Army Commendation Medal and others.
Col. Paul W. Hamblin of Atlanta, Ga.UD Class of 1943
Hamblin was born in Millsboro, Del., on May 23, 1922. He graduated from Millsboro High School
in 1939. He was commissioned a second lieutenant upon completion of the UD ROTC program in
1943.He served with the 508th Parachute Infantry Regiment in Europe in World War II and with
the 82nd Airborne Division at Ft. Bragg, N.C, from 1948 to 1957. He completed 105 parachute
jumps during his career. Hamblin was an infantry company commander in Korea in 1952 and 1953.
During this conflict, he was awarded the Silver Star medal, two Bronze Star medals for valor and
the Purple Heart with two clusters for wounds received in combat. He served as an adviser to the

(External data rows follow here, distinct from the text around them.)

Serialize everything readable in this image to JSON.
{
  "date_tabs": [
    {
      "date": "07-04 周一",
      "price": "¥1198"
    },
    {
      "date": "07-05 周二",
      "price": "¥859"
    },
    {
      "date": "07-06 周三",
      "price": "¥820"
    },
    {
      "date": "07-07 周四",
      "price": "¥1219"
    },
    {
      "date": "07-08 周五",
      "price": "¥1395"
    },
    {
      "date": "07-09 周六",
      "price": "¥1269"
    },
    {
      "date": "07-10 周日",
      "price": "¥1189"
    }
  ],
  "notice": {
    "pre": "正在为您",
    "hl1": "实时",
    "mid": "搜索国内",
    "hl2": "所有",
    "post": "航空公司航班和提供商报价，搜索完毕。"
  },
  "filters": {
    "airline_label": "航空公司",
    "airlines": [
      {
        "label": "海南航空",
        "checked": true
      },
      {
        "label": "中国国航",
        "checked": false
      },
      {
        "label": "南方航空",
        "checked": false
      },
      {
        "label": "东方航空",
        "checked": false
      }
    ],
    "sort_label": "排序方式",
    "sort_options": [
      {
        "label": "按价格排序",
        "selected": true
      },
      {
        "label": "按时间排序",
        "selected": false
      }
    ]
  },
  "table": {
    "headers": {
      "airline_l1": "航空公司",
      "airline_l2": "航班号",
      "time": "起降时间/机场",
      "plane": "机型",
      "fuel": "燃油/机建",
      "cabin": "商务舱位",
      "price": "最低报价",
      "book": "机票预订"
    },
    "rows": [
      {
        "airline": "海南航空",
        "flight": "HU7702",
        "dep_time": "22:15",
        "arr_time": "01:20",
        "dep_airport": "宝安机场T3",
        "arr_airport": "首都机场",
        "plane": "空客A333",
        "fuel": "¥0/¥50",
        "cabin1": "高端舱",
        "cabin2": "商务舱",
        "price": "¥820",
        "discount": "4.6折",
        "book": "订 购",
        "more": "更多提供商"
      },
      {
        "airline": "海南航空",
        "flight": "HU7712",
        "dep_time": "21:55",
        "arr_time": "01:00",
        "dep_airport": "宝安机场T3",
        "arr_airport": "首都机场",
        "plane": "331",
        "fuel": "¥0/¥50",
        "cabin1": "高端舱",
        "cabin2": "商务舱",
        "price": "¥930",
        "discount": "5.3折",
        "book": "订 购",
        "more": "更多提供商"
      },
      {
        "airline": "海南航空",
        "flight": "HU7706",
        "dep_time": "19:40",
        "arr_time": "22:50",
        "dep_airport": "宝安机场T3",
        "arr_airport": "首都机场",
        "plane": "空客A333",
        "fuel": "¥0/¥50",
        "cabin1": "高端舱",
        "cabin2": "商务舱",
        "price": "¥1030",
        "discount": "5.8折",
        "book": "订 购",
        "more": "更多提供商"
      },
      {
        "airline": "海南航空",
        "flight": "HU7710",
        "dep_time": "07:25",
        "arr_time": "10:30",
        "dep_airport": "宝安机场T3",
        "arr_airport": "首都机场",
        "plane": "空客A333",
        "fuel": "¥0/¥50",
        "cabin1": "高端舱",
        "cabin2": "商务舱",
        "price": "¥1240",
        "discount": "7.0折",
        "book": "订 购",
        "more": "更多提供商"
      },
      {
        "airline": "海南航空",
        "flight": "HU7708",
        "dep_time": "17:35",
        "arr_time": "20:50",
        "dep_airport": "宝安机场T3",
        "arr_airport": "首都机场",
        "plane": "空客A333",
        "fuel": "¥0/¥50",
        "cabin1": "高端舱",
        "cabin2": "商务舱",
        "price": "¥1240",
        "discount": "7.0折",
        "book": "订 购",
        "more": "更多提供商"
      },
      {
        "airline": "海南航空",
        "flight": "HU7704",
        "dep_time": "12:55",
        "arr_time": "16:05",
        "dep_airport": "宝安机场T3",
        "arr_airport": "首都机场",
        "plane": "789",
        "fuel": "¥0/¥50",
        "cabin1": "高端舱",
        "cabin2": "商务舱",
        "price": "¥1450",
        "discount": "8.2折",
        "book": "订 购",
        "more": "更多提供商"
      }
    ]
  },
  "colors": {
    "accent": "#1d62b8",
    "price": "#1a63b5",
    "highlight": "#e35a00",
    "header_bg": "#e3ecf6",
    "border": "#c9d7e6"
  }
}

Republic of Vietnam Joint General Staff in Saigon in 1964. For his service, he was the first member
of the U.S. Armed Forces awarded the Republic of Vietnam Army Distinguished Service medal,
second class. In 1965, he was adviser to the II Vietnam Army corps. He was wounded during a Viet
Cong attack on the military installation at Pleiku in February, 1965. From 1965 to 1967, he was the
post chief of staff at the U.S. Army Headquarters, Ft. Riley, Kansas. In 1968 and 1969, he was the
chief of the military equipment delivery team in Rangoon, Burma. Among his other military
decorations are the Distinguished Service medal, the Legion of Merit (second award), the Join
Services Commendation medal, the Army Commendation Medal, the Air Medal, the Purple Heart
with four clusters, the Combat Infantryman Badge, the Master Parachute Badge, the Aircraft
Crewman Badge and seven overseas bars. After 28 years of service, he retired in 1971 and moved to
Atlanta. Following his retirement, Hamblin was the director of training for Ryder Technical
Institute until 1977. He then founded a transportation training company, which he operated until
recently. He is currently a training and safety consultant to automotive and heavy vehicle fleets
and is a former member of the board of directors of the Georgia Motor Truck Association and the
Georgia Safety Council. He was active in the Masonic Order and was a member of the Isis Shrine
Temple in Salina, Kan. He is married to the former Sylvia Dutton from Beckley, W. Va. They have a
son, Paul II and a grandson, Paul III of Minneapolis. Hamblin's brother John Lee resides in
Col. Arthur F. Krause
Brig. Gen. Edwin W. Thompson
Col. William H. Francisco
1st Lt. John R. Fenimore Jr.
Col. Norman F. Lord
|Delaware Military History